What do we think of what has been happening in the city over the past month? The Guard coming into Louisville for the first time in 45 years? Some of the methods used by law enforcement to quell protests? The leadership we’ve seen? Police tactics? Was firing the chief enough for the police department? Do you trust the police department? What should the city consider in the next chief?
This was our first attempt to see what you think about the profound engagements in Louisville over the past month. There will be more questions in future months. This is a cause and a commitment that demand the best of all of us, and the fullest extent of our attention.
For now, the results of the latest poll, with 21 percent of 245 Poll members responding:
— 51 percent thought the National Guard should have been activated in Louisville during the protests; 37 percent said no; 12 percent said they didn’t know.
— 69 percent of the respondents said they had not participated in one of the recent protests or rallies; 31 percent said they had.
— 51 percent were against banning the use of tear gas and rubber bullets by law enforcement in protests; 37 percent said they supported a ban; 12 percent said they didn’t know
— The majority of respondents — 77 percent — assigned Mayor Greg Fischer a grade of C or lower for leadership during the protests. The rankings: 37 percent said C; 24 percent said D; 22 percent said B; 16 percent said F; 2 percent said A.
— 41 percent said at this moment they did not trust the Louisville Metro Police Department; 33 percent said they did; 25 percent said they didn’t know.
— 78 percent said the mayor’s firing of LMPD Police Chief Steve Conrad was not enough to start a new day for the department, 12 percent said they didn't know, 10 percent said it was.
— Presented with four options to best describe how they feel about what needs to happen next with the LMPD, 53 percent said reform (not remake), 43 percent said a complete housecleaning, top to bottom; 4 percent said none of the above; and no one responded “nothing, it’s fine.”
— When asked “Aside from being fully qualified for the job, what should the top quality be for the new chief of LMPD,” respondents had six options and answered this way: 61 percent said community policing and community building; 16 percent said someone coming from outside LMPD; 14 percent said conflict resolution; 8 percent said a person of color; 2 percent said someone coming from inside LMPD; no one said none of the above.
Comments about this month’s poll from several respondents:
— “A young, smart, intelligent, and articulate leader preferably from outside of law enforcement might really be the best course for many police departments. The concept of the police chief is changing and perhaps the qualifications for the next person to hold the position might have a background in psychology, health care or even sociology.”
— “Reform means to me more hours of training, more cultural humility training, more counselors to provide support to the officers after traumatic experiences (shooting someone, accidents, domestic violence interventions, especially if involves children as victims).”

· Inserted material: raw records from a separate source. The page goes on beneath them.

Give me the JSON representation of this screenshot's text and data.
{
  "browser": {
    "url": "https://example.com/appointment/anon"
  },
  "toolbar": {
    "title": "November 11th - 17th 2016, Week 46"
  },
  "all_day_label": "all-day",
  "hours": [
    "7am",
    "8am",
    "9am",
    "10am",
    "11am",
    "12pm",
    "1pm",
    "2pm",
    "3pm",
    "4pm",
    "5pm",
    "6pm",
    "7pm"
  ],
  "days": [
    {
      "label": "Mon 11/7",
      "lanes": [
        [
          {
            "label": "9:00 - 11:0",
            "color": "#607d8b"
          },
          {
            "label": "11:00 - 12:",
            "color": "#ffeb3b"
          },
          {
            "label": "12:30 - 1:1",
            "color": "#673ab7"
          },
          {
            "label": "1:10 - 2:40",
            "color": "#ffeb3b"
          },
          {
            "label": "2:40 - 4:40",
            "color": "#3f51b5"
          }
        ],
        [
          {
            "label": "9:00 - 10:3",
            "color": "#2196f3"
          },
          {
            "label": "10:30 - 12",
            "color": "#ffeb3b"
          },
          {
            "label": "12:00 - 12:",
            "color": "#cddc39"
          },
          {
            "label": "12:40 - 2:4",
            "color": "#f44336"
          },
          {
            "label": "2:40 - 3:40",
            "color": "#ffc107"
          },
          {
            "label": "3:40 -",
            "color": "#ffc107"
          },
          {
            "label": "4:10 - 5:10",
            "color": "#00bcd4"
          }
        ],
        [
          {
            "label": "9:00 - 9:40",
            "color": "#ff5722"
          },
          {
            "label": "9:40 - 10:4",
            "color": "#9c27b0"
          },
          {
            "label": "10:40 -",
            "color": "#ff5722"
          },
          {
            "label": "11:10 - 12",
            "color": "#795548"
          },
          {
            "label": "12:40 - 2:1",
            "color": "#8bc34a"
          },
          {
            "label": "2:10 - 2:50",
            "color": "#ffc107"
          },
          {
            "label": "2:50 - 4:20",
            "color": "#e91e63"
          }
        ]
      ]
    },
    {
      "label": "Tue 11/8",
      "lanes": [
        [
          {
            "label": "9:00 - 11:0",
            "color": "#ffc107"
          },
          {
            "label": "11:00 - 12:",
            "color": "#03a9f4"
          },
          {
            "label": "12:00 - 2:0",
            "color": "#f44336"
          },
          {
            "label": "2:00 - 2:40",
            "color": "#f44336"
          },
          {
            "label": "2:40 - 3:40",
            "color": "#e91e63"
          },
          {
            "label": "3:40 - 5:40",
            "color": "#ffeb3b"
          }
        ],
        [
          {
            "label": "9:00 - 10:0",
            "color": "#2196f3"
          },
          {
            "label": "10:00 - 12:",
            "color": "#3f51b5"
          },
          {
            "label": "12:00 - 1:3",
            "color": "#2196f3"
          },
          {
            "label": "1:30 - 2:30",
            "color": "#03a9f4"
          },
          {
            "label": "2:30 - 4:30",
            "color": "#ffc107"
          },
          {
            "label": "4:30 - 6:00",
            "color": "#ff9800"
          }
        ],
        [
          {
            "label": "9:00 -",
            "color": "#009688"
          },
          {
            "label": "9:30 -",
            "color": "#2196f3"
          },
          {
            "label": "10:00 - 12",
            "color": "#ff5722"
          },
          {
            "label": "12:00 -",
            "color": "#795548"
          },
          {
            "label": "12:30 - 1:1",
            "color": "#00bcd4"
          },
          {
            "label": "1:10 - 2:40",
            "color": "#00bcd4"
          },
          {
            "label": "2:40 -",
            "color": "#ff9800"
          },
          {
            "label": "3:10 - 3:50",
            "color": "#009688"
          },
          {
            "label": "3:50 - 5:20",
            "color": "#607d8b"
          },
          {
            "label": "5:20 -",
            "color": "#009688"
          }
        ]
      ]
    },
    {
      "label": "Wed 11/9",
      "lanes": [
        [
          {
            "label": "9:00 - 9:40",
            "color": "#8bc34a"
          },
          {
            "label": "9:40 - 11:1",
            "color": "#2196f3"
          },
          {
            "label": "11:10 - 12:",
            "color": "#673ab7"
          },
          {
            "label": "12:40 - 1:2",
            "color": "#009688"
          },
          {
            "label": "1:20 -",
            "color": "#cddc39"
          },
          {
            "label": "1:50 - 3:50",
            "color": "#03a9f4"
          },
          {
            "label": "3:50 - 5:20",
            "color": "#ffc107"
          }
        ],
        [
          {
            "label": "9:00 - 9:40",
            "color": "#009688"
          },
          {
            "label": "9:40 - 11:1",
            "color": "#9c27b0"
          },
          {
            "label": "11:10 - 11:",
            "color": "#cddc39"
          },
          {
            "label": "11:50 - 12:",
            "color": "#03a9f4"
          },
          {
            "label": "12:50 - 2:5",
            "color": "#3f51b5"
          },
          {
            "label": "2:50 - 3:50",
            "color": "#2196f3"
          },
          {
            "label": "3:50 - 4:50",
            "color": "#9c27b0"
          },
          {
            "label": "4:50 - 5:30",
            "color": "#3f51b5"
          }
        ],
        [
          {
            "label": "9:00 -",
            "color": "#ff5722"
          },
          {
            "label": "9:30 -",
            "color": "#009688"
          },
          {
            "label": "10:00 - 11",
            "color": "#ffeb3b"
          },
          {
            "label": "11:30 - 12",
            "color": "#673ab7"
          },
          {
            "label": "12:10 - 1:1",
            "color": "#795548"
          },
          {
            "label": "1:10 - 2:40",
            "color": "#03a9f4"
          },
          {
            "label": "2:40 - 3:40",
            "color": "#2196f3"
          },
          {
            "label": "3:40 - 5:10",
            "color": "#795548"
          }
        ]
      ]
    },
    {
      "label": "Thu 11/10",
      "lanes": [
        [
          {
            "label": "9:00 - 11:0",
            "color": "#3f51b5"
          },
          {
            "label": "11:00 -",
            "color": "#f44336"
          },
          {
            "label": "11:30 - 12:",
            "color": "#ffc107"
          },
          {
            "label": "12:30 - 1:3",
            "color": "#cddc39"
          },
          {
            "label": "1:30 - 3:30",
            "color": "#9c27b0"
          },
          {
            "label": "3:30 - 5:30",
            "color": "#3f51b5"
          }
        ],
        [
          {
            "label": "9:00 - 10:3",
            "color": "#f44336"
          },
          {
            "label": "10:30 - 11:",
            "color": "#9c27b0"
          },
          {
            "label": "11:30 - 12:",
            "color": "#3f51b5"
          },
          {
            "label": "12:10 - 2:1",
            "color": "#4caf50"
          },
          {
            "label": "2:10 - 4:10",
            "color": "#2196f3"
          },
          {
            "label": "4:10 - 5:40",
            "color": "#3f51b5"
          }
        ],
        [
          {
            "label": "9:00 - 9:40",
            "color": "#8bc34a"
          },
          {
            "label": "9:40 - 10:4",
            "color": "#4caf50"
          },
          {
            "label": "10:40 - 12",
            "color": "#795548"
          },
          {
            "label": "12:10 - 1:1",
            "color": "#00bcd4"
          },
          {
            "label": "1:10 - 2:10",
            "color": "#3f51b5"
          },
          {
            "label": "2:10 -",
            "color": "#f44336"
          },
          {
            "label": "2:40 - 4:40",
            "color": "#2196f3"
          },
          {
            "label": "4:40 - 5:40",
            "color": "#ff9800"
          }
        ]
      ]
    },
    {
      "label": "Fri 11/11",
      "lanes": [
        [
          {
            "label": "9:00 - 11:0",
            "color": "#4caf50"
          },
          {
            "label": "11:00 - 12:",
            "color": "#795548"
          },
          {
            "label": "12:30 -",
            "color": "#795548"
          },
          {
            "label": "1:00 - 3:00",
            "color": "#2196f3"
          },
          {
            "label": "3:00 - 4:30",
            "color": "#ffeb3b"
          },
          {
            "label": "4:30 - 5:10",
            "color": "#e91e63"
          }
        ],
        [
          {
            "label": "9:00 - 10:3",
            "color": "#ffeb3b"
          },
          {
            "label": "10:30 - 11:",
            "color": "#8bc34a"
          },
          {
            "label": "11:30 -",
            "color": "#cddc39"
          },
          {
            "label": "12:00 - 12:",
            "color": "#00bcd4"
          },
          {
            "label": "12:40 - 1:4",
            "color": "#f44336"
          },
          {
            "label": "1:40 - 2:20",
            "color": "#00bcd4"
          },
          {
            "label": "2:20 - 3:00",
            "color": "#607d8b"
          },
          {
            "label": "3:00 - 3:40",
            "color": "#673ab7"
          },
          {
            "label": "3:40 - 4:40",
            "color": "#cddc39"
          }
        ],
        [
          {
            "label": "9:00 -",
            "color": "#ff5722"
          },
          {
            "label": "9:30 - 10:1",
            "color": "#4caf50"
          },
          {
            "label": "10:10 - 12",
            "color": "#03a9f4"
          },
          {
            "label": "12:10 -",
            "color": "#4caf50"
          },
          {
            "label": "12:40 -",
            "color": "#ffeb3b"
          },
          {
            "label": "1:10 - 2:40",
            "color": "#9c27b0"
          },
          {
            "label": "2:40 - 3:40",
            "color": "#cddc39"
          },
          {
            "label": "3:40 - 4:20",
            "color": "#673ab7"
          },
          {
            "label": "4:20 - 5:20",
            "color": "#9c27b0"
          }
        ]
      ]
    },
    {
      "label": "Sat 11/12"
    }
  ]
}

— “The questions don't admit of much nuance, which is important in dealing with these issues of policing and race. For example, on the use of chemical agents and rubber bullets, one might be justified under certain conditions; the latter, very rarely. Clear rules of engagement and of de-escalation (not wearing riot gear, prior coordination with demonstrators, etc.) are needed. In the future, more gradation in the questions allowing more than just a "yes" or "no" would be helpful. Thanks.”
Thanks for participating, and for the thoughtful feedback.
See you in a month. Everybody take care out there.
About Power Poll: Power Poll asks questions of the most powerful, influential people in U.S. cities. It is not a scientific survey. But because the people responding to the surveys comprise the leadership structure of their cities, the results afford a fascinating glimpse into the thoughts, opinions, and beliefs of those in a position to make change. Power Poll is distinctly nonpartisan.